American Woodcock 4 peent displays and wing flutters


DISCUSSION: WHY THE HUGE INCREASE IN NORTHERN PINTAIL NUMBERS? what might account for a sudden jump in Northern Pintail numbers, and a jump of more than 17,000 birds above the previous state (from the ground) high? Other than: it was a good year for Northern Pintail breeding; the Goose Pond wetlands are altering the flyway patterns as predicted; and the sudden influx of temporarily warm weather moved N. Pintails northward out of the Lower Wabash Basin?

Some further surmises:

The excellent wild food crop and commodious water levels in the GPFWA wetlands during the winter of 2012-13 might also be part of the answer. The wild food crop this winter may be the best ever in the history of the Goose Pond restoration.

The combination of very high water during late winter of 2011-12 up through early spring 2012, followed by a long and eventually extreme drought up through August and beyond, allowed early successional grasses (especially foxtail grass and barnyard grass) and various smartweeds to grow in immense profusion as some of the wetland Units dried out. Case in point: the south end of Main Pool West had excellent fall season grassy habitat. We recorded a fall season high of 11 Le Conte's Sparrows on one visit to W4, and there were still 6 Le Conte's Sparrows left in W4 there on the Goose Pond CBC on December 19, 2012. The whole south end of Main Pool West subsequently re-flooded following the rains and snows of late December through January. The flooded grasses and smartweed and other vegetation now provided the prime habitat where the circa 50,000+ ducks and geese were foraging and resting in W4 and W3 on the morning of February 12 2013.

That the ducks are feeding inside Goose Pond FWA tends to make for a difference from places like Lake Gibson in Gibson County, where the ducks rest or roost on the Lake but fly outward to agricultural fields to feed. The thousands of Greater White-fronted Geese at GPFWA lately also appear to be feeding at least part of the time inside the property wetlands.

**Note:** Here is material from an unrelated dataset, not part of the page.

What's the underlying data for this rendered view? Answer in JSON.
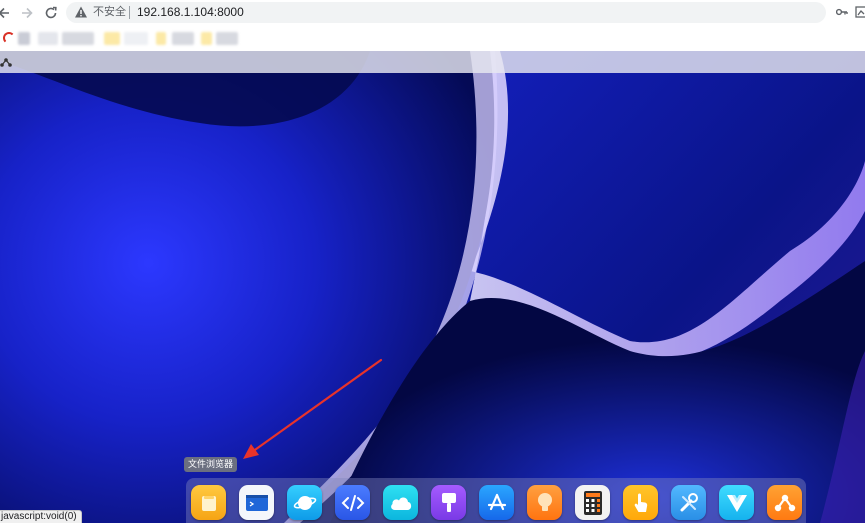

--Lee Sterrenburg, Bloomington & Brad Feaster, Linton, along with other observers as named above: Matt Bredeweg, Mike Knight, Rick Mayfield, and Dennis Workman in the morning; and Kathy McClain, John Pohl, and Andy Harrell in the evening.